This fall, I am only taking two classes; the remainder of my credits are for research. This is supposed to be my last semester of Master’s studies, and then I get my Master of Science degree in January and after that the rest of the time I will be registering for residence credits, which means I don’t need to meet a full-time course schedule since I will be researching more intensely. I thought I might have had to take more than two classes this semester, and I’m quite happy that my schedule has worked out so that I only have to take two. Those two classes are not in my department, but are very related to my research. One is all about an area and technique that I work with closely in my research – so closely, in fact, that the paper that was just published in print this month, on which I am first author, is in the main journal for this area/technique. Which also brings me to the point that I am officially a published author now, as the paper which has been online since the spring is now in a print copy of the journal as well. Yay! So the class is good practice for me to review the underlying mechanics of the technique and area that I am familiar with, but I also feel fairly confident in what is a challenging class because of all the experience I already have in the area. I really feel like I know why I am in this lecture, and it makes it easier for me to apply myself and focus during the class.

Another reason that I am feeling as though I am becoming a more mature researcher probably has less to do with me than it does with my other group members. When I started in this lab, there were three more senior graduate students. One of them graduated last Spring, and the other two will be graduating this semester. Which leaves me, a young 2nd year, as the eldest member of the team under our adviser.
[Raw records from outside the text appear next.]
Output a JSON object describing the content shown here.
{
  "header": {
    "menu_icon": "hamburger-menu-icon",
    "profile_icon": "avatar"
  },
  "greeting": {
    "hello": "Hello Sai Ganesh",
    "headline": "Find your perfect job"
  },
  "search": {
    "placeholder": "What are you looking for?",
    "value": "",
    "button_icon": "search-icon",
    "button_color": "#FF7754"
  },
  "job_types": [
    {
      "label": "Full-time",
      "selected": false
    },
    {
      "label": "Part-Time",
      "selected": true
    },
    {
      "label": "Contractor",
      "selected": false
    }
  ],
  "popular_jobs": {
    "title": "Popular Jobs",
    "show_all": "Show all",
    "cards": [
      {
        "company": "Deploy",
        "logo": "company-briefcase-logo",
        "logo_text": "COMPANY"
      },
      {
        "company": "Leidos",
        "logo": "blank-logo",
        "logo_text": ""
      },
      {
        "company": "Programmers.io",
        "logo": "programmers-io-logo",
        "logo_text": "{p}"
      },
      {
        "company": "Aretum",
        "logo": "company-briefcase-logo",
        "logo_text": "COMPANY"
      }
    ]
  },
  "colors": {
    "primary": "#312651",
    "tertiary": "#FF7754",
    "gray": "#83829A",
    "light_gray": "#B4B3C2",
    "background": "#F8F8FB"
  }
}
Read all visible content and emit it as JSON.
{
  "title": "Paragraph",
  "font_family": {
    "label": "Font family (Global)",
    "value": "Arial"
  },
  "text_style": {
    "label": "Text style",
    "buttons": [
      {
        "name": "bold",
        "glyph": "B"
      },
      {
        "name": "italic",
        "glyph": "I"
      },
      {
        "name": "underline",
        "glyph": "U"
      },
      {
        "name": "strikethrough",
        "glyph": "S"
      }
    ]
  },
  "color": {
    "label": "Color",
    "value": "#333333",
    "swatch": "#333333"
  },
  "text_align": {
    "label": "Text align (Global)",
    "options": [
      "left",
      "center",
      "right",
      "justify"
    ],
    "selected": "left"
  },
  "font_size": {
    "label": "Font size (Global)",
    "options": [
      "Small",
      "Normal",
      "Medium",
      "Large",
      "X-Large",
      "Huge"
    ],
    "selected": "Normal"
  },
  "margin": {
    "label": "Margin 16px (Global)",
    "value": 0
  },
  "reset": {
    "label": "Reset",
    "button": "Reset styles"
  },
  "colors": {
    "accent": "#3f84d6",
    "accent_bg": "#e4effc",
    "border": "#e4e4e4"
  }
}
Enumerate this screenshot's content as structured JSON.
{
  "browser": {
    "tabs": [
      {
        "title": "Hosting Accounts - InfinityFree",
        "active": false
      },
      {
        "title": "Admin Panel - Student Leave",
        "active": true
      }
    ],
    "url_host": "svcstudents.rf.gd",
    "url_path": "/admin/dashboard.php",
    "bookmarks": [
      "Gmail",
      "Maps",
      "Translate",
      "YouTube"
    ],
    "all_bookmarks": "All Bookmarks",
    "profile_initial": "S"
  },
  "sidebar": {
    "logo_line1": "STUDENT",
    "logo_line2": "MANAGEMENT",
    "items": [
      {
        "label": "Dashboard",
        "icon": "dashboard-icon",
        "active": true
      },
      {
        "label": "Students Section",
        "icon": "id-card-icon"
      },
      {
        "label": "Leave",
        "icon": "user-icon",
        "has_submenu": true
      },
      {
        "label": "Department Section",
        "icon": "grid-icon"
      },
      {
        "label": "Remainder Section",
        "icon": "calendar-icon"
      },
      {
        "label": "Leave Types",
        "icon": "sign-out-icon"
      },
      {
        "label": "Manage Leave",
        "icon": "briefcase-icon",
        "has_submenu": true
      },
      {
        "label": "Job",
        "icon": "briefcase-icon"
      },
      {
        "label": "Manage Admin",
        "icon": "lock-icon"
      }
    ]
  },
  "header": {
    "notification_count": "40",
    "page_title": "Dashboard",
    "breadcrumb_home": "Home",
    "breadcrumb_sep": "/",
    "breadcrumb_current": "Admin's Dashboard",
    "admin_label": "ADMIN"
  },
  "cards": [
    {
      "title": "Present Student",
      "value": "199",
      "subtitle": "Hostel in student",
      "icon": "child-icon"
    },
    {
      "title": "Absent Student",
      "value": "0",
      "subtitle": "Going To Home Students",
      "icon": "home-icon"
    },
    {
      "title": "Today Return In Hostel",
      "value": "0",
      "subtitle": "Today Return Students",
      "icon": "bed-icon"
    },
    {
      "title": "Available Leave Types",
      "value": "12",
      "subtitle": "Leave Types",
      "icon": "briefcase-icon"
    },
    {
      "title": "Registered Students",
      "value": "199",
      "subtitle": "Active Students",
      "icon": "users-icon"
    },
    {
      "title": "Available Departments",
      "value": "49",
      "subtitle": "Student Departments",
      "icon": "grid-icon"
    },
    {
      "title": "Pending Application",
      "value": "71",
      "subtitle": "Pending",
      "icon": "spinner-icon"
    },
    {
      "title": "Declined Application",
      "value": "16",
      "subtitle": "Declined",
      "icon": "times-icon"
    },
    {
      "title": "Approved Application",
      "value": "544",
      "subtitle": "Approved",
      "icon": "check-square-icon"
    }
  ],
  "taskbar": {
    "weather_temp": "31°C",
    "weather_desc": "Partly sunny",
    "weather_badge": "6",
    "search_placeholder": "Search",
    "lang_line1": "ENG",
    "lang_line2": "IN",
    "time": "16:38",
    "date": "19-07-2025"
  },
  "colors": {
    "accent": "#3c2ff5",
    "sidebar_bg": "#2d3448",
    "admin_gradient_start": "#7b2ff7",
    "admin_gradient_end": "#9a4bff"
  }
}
I have been gaining more choice in which projects I work on and in where the projects go, so much so that I am giving input now as to which topics my adviser uses to write grant proposals and where we might want to go next with our work. I know in many labs this is always totally up to the students, but my lab has a more hands-on adviser, and as such we tend to get a little less choice in our projects – but much more guidance. Now I feel like I’m getting the best of both worlds with an adviser that offers plenty of support and guidance but also now values my input on which projects might be most fruitful to pursue at this time. So many people spend much of graduate school complaining about their advisers, and I am both happy and lucky to not be one of those people. I work so well with my adviser, and this makes all the difference in a graduate school experience.

Yoga!

So I took a yoga class on Monday night at my gym, Crunch (which is awesome! I totally recommend it – they do a good job of creating an “everyone’s welcome” atmosphere).  I had never taken a yoga class before, so this was a first for me, although in high school I took lots of pilates and ballet.  It was also my first time taking a class at this gym, where I’ve been a member for a few years and classes are free with membership.  I finally decided to get over whatever was keeping me from trying that out, and went to a class, and I am so glad I did!  The class was actually pretty hard, as they advertised “all levels welcome” but it was geared towards more experienced yoga students.  I was pretty decent with regards to balance and positioning, but I am so out of shape that I didn’t have the strength to hold many of the positions for too long, or to carry on at the speed that the class was held at.  Even with the numerous brief pauses I took to have a sip of water, wipe the sweat off my brow, or try to figure out what she was directing us to do, I found that I was starting to ache already by the next morning.  Now I am a bit sore all over, and although that means I probably overdid it a bit since I was already sore by yesterday morning, it feels good to know that I pushed not only my cardiovascular system but my muscles as well.  What a refreshing feeling!